• Assignment
Retrieve every line of the data holding the word "Vermietung".

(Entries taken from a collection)
....................

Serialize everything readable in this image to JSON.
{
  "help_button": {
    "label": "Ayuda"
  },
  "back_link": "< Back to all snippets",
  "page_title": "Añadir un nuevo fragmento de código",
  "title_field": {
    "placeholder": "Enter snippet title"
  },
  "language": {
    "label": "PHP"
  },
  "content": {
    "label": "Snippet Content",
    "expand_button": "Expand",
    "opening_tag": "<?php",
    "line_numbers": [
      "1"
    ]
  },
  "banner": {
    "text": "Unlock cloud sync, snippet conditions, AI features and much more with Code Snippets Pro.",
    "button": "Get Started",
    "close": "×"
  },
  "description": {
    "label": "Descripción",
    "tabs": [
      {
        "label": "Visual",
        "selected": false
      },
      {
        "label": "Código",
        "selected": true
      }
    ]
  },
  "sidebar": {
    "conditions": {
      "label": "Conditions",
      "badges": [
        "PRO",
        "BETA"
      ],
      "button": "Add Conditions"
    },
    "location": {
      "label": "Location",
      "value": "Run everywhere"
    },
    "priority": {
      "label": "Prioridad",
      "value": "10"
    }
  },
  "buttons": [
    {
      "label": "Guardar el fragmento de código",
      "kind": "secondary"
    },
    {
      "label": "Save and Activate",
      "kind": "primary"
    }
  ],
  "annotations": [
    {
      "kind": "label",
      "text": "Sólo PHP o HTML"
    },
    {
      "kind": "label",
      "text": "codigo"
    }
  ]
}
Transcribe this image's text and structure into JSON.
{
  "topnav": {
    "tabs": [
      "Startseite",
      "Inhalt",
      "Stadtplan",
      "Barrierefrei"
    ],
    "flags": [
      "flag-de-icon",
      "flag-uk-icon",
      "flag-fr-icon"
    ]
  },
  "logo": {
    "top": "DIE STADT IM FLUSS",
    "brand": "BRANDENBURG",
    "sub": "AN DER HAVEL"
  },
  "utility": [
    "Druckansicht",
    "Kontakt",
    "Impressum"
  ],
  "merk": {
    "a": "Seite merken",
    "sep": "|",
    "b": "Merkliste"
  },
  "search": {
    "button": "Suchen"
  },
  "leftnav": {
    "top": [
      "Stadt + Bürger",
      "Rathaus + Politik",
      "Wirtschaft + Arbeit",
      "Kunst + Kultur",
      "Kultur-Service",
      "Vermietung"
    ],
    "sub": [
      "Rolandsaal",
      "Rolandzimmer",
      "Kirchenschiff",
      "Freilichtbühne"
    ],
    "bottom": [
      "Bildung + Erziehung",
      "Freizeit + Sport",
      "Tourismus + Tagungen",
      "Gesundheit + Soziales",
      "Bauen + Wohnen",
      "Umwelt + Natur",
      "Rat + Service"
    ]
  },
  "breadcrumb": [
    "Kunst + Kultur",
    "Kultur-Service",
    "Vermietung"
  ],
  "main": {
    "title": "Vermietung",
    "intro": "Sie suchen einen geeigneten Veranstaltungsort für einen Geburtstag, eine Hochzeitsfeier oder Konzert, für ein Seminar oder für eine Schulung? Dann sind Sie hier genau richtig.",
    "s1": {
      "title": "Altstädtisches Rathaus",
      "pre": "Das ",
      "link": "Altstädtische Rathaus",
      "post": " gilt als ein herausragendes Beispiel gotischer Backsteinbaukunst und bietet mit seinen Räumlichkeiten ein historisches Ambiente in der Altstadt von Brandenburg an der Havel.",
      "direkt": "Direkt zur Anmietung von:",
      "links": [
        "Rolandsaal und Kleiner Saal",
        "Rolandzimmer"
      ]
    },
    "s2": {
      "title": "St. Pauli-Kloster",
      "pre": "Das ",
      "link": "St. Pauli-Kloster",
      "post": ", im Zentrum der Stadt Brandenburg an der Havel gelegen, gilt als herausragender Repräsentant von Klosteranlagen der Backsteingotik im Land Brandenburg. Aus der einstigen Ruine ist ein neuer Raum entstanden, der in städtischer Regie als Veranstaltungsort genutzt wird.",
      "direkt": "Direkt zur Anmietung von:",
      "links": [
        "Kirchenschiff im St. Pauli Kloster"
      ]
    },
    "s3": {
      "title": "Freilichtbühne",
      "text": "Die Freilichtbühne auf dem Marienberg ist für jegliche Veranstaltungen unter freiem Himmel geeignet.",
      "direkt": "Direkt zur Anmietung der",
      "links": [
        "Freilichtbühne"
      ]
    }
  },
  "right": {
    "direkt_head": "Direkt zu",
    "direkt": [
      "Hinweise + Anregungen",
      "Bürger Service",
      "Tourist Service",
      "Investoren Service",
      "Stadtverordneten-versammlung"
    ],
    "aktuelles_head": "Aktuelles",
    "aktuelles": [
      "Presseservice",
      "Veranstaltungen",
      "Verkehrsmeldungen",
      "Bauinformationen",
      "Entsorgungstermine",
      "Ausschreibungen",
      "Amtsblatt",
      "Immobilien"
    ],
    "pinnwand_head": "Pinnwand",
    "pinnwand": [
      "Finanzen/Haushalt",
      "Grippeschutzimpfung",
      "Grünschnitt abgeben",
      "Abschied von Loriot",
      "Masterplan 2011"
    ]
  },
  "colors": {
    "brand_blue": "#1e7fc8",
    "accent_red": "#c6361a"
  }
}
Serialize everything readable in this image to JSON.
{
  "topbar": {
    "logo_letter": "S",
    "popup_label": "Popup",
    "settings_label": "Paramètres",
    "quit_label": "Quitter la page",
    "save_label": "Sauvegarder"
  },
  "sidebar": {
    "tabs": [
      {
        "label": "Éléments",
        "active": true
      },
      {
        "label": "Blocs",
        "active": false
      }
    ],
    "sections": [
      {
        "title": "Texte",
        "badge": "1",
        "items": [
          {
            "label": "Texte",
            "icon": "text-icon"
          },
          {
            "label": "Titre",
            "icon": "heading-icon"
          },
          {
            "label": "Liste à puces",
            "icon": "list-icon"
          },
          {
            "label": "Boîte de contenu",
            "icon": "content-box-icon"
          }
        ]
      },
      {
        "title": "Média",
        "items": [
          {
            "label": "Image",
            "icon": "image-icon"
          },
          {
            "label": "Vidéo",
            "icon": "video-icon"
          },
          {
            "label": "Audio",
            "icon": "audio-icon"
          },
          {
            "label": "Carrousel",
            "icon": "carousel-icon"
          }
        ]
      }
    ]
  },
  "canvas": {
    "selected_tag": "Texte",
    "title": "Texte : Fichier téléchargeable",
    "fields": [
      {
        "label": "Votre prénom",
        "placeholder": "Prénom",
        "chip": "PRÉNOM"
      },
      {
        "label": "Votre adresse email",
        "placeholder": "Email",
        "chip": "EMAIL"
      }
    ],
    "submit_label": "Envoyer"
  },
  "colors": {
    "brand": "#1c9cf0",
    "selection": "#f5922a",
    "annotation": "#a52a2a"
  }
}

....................

• Answer space
      "Vermietung"
    "Vermietung"
    "title": "Vermietung",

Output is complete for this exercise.